                     Sysinternals verdict: Not a back door - (altmann) - (1)
                         Just stupidity and incompetence, eh? SOP for M$. -NT - (n3jja)
         Seems very unlikely to me - (JayMehaffey) - (13)
             But thats just as bad - (bepatient) - (5)
                 Do I unnderstand this right? - (drewk) - (3)
                     did $MS understand multithreading when they wrote it? -NT - (boxley)
                     It is part of that - (JayMehaffey)
                     No. - (broomberg)
                 I would say not quite as bad - (JayMehaffey)
             Microsoft have an explanation. - (static) - (6)
                 Artful Dodging - (admin) - (1)
                     Link fixed. - (static)
                 I like how that "blog" doesn't allow comments, too. -NT - (admin)
                 If it's brought forward from legacy stuff . . . - (Andrew Grygus) - (2)
                     Dang. Beat me to it. That was my first thought. -NT - (mmoffitt) - (1)
                         No default program for WMF = No "critical" vulnerability -NT - (altmann)
         Interesting "analysis" / Guess-of-motives - (Ashton) - (5)
             Shields up is a waste of time. - (pwhysall) - (4)
                 Elitist smugness - (Ashton) - (3)
                     Whatever, Ash. - (pwhysall) - (2)
                         Sorry Ash, but Peter is right here. -NT - (inthane-chan)

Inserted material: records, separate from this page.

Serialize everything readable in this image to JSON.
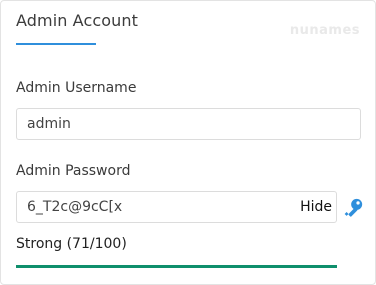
{
  "section": {
    "title": "Admin Account",
    "watermark": "nunames"
  },
  "username": {
    "label": "Admin Username",
    "value": "admin"
  },
  "password": {
    "label": "Admin Password",
    "value": "6_T2c@9cC[x",
    "toggle_label": "Hide",
    "generate_icon": "key-icon"
  },
  "strength": {
    "text": "Strong (71/100)",
    "fill": 1.0,
    "color": "#0f8f6c"
  },
  "colors": {
    "accent": "#2f8fdc",
    "strong": "#0f8f6c"
  }
}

                         I acknowledge those valld criticisms. - (Ashton)

No, really.
100 ms